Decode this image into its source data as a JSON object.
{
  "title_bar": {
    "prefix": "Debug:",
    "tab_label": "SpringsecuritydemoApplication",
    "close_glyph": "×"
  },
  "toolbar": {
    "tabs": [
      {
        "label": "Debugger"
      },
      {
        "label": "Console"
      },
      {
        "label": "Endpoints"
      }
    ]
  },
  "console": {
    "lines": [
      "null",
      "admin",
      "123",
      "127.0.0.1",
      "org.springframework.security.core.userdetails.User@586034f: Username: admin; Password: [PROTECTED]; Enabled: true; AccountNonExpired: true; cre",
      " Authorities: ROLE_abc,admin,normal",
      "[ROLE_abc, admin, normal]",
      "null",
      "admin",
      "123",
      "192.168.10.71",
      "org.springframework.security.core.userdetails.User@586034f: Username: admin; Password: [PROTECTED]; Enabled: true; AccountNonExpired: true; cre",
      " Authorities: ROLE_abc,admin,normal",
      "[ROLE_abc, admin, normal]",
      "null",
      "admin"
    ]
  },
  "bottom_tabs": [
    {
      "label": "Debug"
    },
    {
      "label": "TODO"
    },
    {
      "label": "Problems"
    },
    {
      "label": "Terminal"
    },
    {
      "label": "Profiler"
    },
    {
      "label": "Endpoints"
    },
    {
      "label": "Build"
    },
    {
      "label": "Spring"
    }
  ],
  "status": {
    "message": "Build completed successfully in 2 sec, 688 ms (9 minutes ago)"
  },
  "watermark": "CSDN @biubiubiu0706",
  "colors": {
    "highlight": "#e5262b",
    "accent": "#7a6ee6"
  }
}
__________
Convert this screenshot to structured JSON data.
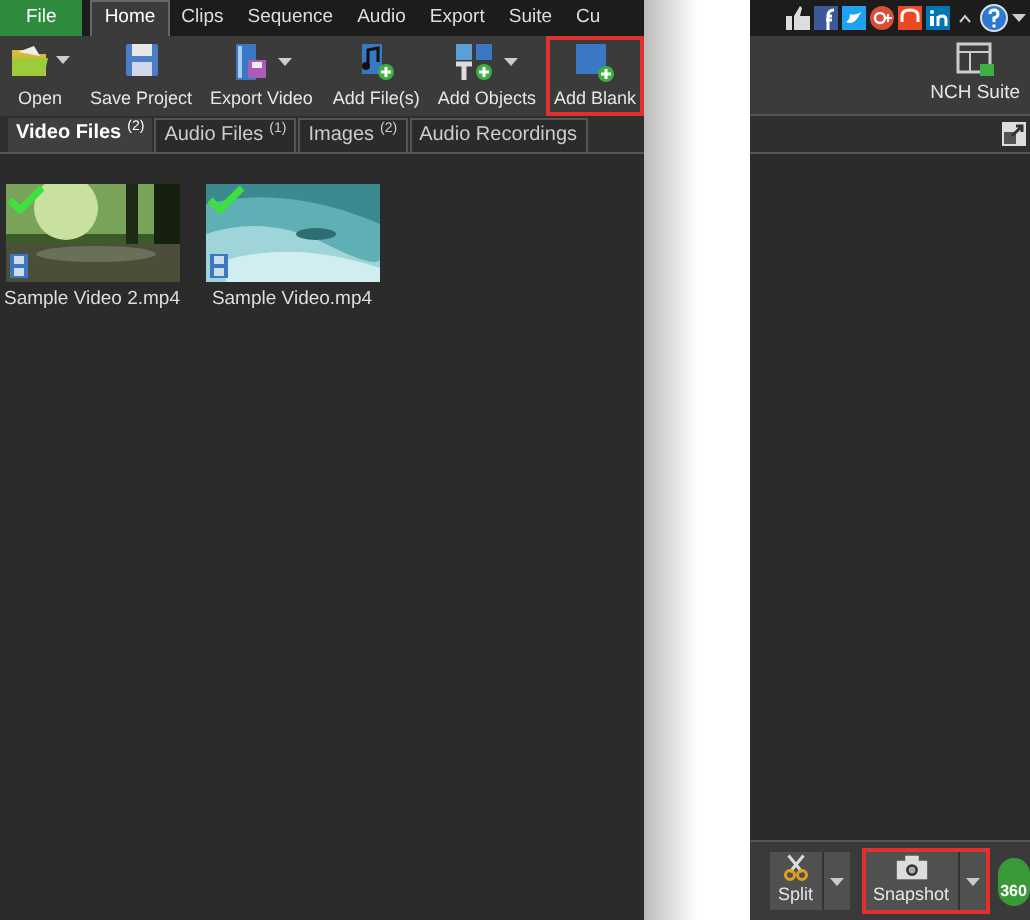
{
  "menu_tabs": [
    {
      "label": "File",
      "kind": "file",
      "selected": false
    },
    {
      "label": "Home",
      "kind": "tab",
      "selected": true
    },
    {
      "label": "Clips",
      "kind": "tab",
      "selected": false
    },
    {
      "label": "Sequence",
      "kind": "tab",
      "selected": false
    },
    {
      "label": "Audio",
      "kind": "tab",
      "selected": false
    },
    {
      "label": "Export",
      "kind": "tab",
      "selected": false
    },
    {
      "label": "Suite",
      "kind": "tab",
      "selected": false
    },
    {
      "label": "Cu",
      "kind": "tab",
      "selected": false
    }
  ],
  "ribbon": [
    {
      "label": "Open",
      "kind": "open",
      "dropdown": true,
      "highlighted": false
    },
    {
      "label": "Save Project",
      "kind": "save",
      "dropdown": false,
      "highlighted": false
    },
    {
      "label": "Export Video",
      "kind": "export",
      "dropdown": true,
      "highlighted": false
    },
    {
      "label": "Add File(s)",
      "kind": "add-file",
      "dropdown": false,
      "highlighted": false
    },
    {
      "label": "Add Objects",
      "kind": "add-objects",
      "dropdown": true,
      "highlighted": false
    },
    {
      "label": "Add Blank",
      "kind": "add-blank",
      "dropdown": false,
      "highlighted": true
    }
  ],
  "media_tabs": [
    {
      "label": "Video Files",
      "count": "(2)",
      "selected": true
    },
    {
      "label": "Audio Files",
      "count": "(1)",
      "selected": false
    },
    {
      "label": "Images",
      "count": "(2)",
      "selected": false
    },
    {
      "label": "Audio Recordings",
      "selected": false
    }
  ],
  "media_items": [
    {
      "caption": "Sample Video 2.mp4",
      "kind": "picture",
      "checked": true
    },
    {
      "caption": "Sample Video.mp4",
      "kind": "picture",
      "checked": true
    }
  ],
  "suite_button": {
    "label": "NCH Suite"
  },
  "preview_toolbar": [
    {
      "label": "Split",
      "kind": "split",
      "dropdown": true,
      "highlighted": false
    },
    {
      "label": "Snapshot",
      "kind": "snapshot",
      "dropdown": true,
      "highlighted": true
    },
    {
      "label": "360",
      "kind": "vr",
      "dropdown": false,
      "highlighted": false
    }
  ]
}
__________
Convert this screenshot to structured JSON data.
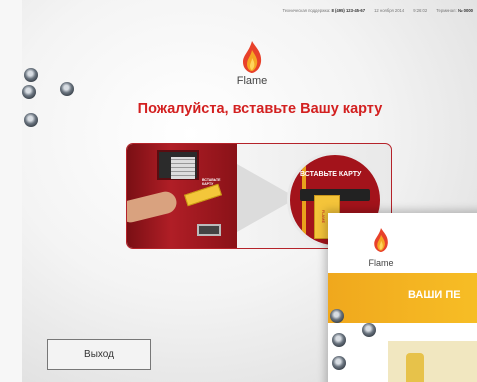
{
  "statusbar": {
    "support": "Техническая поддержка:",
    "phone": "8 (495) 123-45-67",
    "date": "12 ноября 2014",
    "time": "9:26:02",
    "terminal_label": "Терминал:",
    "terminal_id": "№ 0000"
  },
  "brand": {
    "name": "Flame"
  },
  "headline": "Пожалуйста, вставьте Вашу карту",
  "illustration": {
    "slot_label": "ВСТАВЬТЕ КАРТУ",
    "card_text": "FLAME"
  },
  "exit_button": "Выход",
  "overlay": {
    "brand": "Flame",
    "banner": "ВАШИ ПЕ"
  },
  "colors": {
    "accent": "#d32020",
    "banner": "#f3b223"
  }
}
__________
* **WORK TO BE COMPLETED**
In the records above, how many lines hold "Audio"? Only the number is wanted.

* **WRITTEN ANSWER**
3